§ **Dataset records**

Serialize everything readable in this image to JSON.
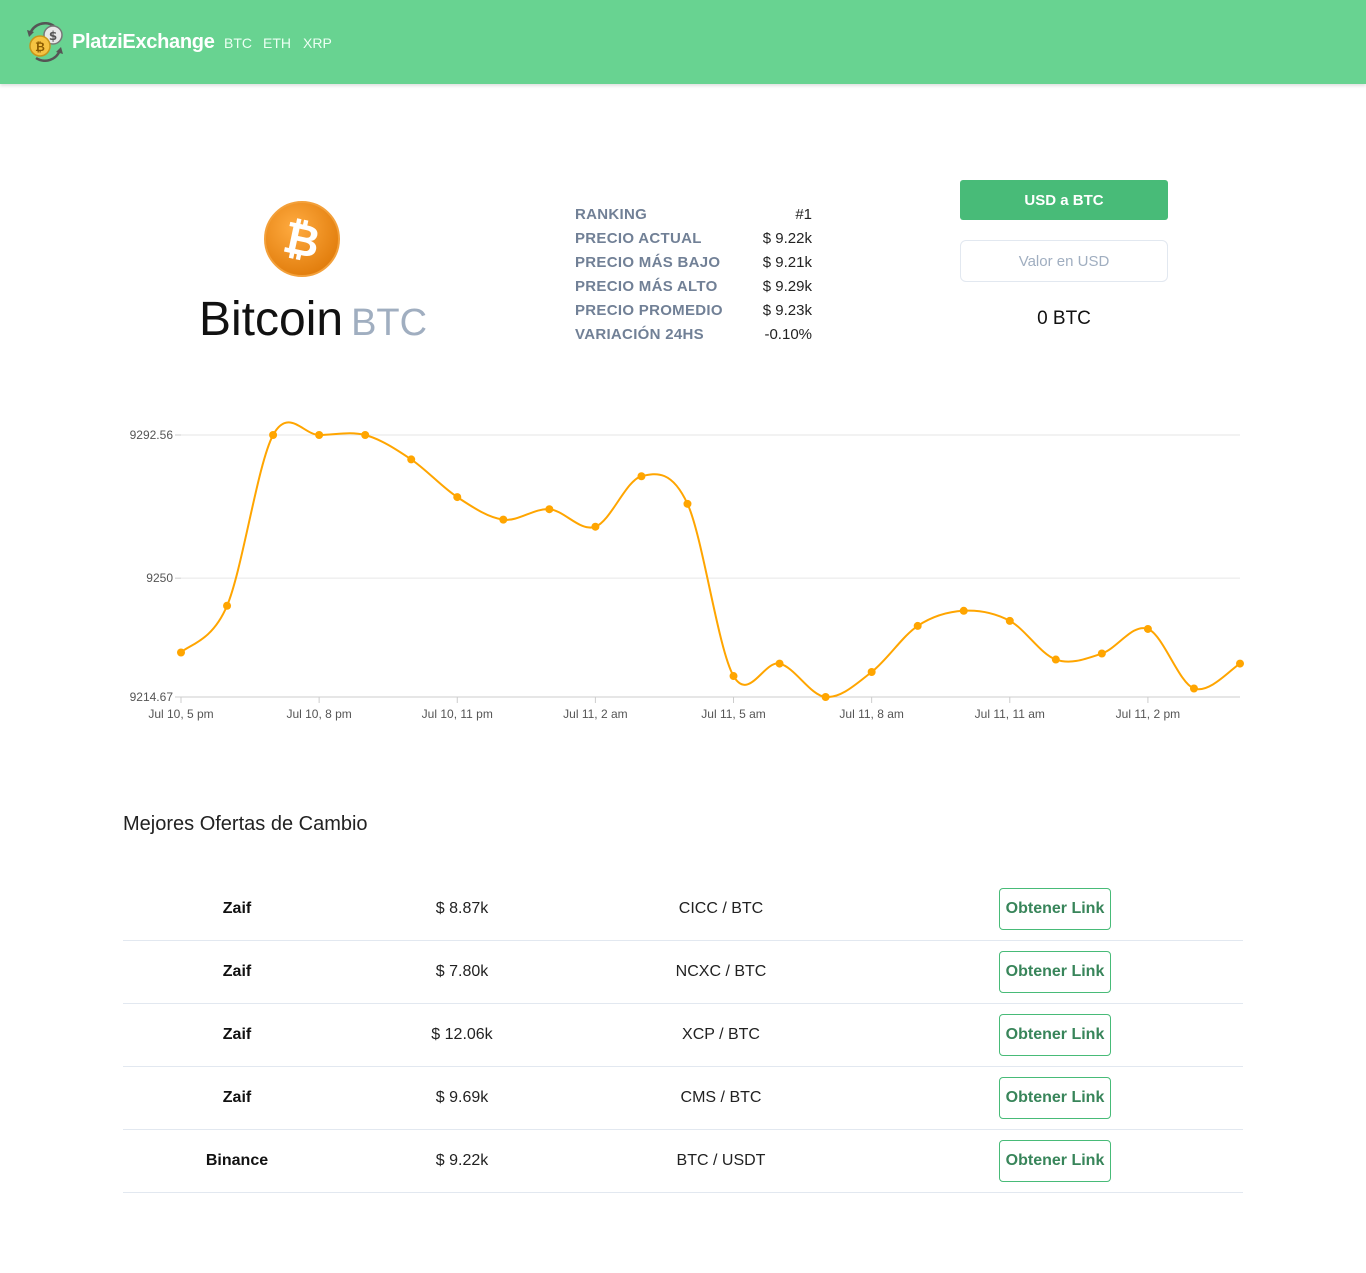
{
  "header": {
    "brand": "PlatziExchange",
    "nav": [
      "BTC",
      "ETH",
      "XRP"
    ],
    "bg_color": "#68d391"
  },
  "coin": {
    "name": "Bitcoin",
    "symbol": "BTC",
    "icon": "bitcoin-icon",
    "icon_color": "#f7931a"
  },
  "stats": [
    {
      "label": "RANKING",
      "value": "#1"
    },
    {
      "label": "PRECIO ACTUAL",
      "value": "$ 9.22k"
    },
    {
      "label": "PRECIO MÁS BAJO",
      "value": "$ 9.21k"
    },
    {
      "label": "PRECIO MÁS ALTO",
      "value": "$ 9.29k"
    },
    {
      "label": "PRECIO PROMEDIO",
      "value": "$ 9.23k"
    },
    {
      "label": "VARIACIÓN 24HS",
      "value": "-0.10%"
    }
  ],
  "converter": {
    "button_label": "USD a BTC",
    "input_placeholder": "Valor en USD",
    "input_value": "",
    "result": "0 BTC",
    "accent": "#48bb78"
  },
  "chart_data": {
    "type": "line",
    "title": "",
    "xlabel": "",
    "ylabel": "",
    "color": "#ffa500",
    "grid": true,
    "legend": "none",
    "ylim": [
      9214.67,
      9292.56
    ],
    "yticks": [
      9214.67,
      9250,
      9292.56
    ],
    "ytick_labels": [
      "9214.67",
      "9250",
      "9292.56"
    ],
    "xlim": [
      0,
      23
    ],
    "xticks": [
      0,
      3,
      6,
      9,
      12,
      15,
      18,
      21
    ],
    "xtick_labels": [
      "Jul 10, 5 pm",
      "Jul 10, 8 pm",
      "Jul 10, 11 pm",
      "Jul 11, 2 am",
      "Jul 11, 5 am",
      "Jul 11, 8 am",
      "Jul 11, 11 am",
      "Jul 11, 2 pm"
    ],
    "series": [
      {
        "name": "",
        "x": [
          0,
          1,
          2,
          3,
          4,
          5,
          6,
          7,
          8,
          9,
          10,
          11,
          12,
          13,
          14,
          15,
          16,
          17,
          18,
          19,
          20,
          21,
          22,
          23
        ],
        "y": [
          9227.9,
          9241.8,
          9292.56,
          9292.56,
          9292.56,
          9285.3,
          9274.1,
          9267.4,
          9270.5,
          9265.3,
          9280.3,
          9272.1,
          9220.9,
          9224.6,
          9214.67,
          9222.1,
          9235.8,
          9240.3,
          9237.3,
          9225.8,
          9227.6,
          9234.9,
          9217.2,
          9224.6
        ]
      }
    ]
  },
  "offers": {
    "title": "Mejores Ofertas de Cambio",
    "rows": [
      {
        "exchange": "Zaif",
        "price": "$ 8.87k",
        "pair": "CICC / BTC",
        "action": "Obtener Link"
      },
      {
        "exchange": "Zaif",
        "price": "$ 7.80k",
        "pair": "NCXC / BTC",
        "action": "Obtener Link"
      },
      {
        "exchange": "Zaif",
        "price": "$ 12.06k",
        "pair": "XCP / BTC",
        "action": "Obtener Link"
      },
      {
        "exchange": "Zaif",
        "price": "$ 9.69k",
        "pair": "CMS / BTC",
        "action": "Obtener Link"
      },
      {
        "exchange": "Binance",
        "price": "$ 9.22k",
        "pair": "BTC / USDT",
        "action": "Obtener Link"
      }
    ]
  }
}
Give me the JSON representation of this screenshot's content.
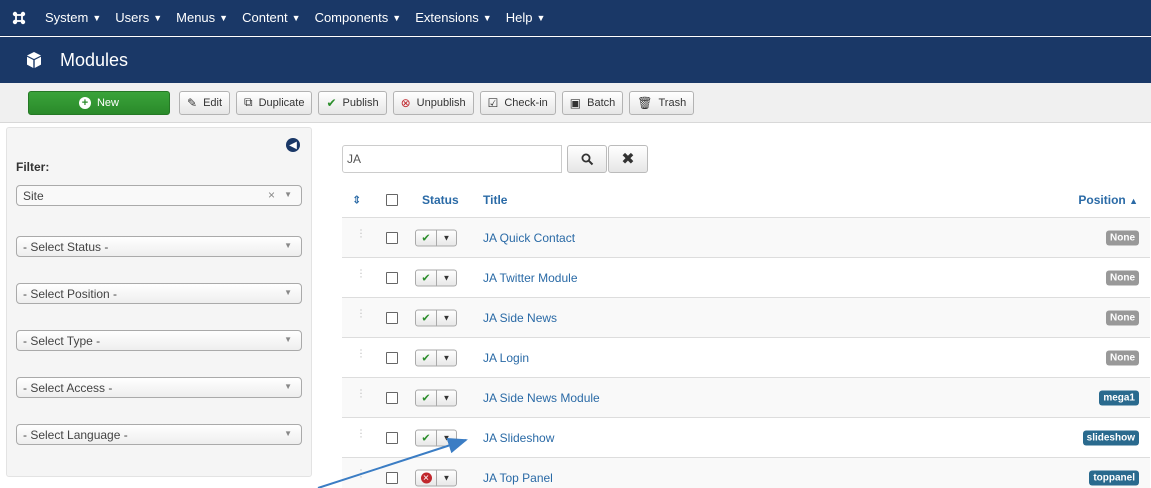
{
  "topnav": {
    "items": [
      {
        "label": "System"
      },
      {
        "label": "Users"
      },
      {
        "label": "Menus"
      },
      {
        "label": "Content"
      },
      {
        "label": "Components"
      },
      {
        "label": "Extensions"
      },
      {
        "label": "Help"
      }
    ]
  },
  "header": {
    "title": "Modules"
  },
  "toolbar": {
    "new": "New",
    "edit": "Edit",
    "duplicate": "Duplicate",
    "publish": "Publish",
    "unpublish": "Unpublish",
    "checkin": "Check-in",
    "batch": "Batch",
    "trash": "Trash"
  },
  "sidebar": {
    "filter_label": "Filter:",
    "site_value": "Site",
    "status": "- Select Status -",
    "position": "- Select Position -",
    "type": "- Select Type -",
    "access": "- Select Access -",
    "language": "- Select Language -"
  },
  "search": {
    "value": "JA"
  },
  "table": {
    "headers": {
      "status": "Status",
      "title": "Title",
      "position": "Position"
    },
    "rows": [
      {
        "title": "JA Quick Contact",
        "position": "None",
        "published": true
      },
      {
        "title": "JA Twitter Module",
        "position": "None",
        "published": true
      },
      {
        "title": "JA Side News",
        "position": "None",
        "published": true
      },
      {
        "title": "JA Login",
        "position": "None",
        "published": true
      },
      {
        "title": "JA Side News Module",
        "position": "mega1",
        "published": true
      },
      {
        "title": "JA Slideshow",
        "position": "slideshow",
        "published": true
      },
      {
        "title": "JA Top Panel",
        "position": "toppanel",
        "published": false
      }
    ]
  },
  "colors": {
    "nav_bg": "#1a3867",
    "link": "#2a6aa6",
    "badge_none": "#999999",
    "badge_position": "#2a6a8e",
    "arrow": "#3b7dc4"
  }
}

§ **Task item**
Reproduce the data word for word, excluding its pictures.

§ **Solution to this task**
Serialize everything readable in this image to JSON.
{
  "header": {
    "brand": "PlatziExchange",
    "nav": [
      "BTC",
      "ETH",
      "XRP"
    ],
    "bg_color": "#68d391"
  },
  "coin": {
    "name": "Bitcoin",
    "symbol": "BTC",
    "icon": "bitcoin-icon",
    "icon_color": "#f7931a"
  },
  "stats": [
    {
      "label": "RANKING",
      "value": "#1"
    },
    {
      "label": "PRECIO ACTUAL",
      "value": "$ 9.22k"
    },
    {
      "label": "PRECIO MÁS BAJO",
      "value": "$ 9.21k"
    },
    {
      "label": "PRECIO MÁS ALTO",
      "value": "$ 9.29k"
    },
    {
      "label": "PRECIO PROMEDIO",
      "value": "$ 9.23k"
    },
    {
      "label": "VARIACIÓN 24HS",
      "value": "-0.10%"
    }
  ],
  "converter": {
    "button_label": "USD a BTC",
    "input_placeholder": "Valor en USD",
    "input_value": "",
    "result": "0 BTC",
    "accent": "#48bb78"
  },
  "chart_data": {
    "type": "line",
    "title": "",
    "xlabel": "",
    "ylabel": "",
    "color": "#ffa500",
    "grid": true,
    "legend": "none",
    "ylim": [
      9214.67,
      9292.56
    ],
    "yticks": [
      9214.67,
      9250,
      9292.56
    ],
    "ytick_labels": [
      "9214.67",
      "9250",
      "9292.56"
    ],
    "xlim": [
      0,
      23
    ],
    "xticks": [
      0,
      3,
      6,
      9,
      12,
      15,
      18,
      21
    ],
    "xtick_labels": [
      "Jul 10, 5 pm",
      "Jul 10, 8 pm",
      "Jul 10, 11 pm",
      "Jul 11, 2 am",
      "Jul 11, 5 am",
      "Jul 11, 8 am",
      "Jul 11, 11 am",
      "Jul 11, 2 pm"
    ],
    "series": [
      {
        "name": "",
        "x": [
          0,
          1,
          2,
          3,
          4,
          5,
          6,
          7,
          8,
          9,
          10,
          11,
          12,
          13,
          14,
          15,
          16,
          17,
          18,
          19,
          20,
          21,
          22,
          23
        ],
        "y": [
          9227.9,
          9241.8,
          9292.56,
          9292.56,
          9292.56,
          9285.3,
          9274.1,
          9267.4,
          9270.5,
          9265.3,
          9280.3,
          9272.1,
          9220.9,
          9224.6,
          9214.67,
          9222.1,
          9235.8,
          9240.3,
          9237.3,
          9225.8,
          9227.6,
          9234.9,
          9217.2,
          9224.6
        ]
      }
    ]
  },
  "offers": {
    "title": "Mejores Ofertas de Cambio",
    "rows": [
      {
        "exchange": "Zaif",
        "price": "$ 8.87k",
        "pair": "CICC / BTC",
        "action": "Obtener Link"
      },
      {
        "exchange": "Zaif",
        "price": "$ 7.80k",
        "pair": "NCXC / BTC",
        "action": "Obtener Link"
      },
      {
        "exchange": "Zaif",
        "price": "$ 12.06k",
        "pair": "XCP / BTC",
        "action": "Obtener Link"
      },
      {
        "exchange": "Zaif",
        "price": "$ 9.69k",
        "pair": "CMS / BTC",
        "action": "Obtener Link"
      },
      {
        "exchange": "Binance",
        "price": "$ 9.22k",
        "pair": "BTC / USDT",
        "action": "Obtener Link"
      }
    ]
  }
}
Give me the JSON representation of this screenshot's content.
{
  "topnav": {
    "items": [
      {
        "label": "System"
      },
      {
        "label": "Users"
      },
      {
        "label": "Menus"
      },
      {
        "label": "Content"
      },
      {
        "label": "Components"
      },
      {
        "label": "Extensions"
      },
      {
        "label": "Help"
      }
    ]
  },
  "header": {
    "title": "Modules"
  },
  "toolbar": {
    "new": "New",
    "edit": "Edit",
    "duplicate": "Duplicate",
    "publish": "Publish",
    "unpublish": "Unpublish",
    "checkin": "Check-in",
    "batch": "Batch",
    "trash": "Trash"
  },
  "sidebar": {
    "filter_label": "Filter:",
    "site_value": "Site",
    "status": "- Select Status -",
    "position": "- Select Position -",
    "type": "- Select Type -",
    "access": "- Select Access -",
    "language": "- Select Language -"
  },
  "search": {
    "value": "JA"
  },
  "table": {
    "headers": {
      "status": "Status",
      "title": "Title",
      "position": "Position"
    },
    "rows": [
      {
        "title": "JA Quick Contact",
        "position": "None",
        "published": true
      },
      {
        "title": "JA Twitter Module",
        "position": "None",
        "published": true
      },
      {
        "title": "JA Side News",
        "position": "None",
        "published": true
      },
      {
        "title": "JA Login",
        "position": "None",
        "published": true
      },
      {
        "title": "JA Side News Module",
        "position": "mega1",
        "published": true
      },
      {
        "title": "JA Slideshow",
        "position": "slideshow",
        "published": true
      },
      {
        "title": "JA Top Panel",
        "position": "toppanel",
        "published": false
      }
    ]
  },
  "colors": {
    "nav_bg": "#1a3867",
    "link": "#2a6aa6",
    "badge_none": "#999999",
    "badge_position": "#2a6a8e",
    "arrow": "#3b7dc4"
  }
}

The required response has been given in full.